"We have the means to identify and close gaps in the care they receive."
The American College of Obstetricians and Gynecologists, which was not involved in this report, released a statement last week that also acknowledged the racial prejudice within the healthcare system
"The leading factor" in maternal mortality is race, the statement said. "This disparity is due, in part, to racial bias and overt racism that exists in the provision of health care and in health system processes."
The CDC study looked at maternal mortality from 2011 to 2017. There were more than 3,400 pregnancy-related deaths over this five-year period in the US.
Among white women, 13 mothers died for every 100,000 live births. For black women, this number more than tripled, with more than 42 mothers dying for every 100,000 live births.
Among Native American and Alaska Native women this number was 32.5, and among Asian and Pacific Islander women it was 14.2.
The lowest rate was among Hispanic women: just over 11 mothers died for every 100,000 live births.
A primary cause of pregnancy-related deaths was cardiovascular disease. Heart disease and strokes caused more than a third of pregnancy-related deaths, according to the CDC.

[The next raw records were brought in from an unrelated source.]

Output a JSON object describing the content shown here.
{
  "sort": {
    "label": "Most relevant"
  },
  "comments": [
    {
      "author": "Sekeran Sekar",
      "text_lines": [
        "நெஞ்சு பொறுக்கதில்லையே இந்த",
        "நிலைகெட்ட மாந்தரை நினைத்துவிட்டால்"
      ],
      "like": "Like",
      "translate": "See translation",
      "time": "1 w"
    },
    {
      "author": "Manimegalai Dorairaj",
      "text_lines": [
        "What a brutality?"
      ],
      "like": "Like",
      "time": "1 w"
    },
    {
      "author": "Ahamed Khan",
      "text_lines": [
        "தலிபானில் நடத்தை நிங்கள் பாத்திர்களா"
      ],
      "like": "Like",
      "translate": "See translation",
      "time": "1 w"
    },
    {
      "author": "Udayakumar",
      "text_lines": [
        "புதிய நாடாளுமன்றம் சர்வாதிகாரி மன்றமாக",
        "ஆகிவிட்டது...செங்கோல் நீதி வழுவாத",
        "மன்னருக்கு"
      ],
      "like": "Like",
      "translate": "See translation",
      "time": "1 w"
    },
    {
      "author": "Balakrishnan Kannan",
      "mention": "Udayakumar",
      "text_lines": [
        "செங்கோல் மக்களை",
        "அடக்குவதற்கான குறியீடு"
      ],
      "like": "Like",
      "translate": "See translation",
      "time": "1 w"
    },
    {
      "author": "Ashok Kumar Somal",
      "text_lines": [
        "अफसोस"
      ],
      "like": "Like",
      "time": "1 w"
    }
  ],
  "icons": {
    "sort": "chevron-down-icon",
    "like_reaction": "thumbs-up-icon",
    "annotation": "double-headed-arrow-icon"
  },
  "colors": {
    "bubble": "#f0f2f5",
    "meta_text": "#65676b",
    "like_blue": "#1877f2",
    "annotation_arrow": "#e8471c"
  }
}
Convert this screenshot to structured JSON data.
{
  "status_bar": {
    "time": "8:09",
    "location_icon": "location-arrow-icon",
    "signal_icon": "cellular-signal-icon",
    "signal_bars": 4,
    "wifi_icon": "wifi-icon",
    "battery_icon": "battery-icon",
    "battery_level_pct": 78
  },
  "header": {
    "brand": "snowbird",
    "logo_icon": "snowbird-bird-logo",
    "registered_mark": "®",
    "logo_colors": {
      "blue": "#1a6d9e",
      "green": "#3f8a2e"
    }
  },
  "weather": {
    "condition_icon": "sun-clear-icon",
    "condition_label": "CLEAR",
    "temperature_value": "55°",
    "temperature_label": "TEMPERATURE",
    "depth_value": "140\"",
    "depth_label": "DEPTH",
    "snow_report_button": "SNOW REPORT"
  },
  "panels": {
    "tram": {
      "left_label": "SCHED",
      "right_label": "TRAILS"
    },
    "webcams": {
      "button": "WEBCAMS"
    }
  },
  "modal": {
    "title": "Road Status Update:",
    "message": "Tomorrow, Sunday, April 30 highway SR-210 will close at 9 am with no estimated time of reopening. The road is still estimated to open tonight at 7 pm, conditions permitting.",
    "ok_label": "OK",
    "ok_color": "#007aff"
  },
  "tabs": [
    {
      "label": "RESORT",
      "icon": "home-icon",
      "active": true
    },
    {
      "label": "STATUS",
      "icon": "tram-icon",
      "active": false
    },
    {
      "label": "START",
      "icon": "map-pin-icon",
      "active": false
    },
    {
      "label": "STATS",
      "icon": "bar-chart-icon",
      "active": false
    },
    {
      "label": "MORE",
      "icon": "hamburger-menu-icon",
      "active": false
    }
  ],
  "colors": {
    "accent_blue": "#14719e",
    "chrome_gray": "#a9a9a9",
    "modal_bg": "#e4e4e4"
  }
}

The rise in maternal mortality in the US is out of step with the rest of the world. Globally, maternal mortality dropped about 44% between 1990 and 2015, according to the World Health Organization.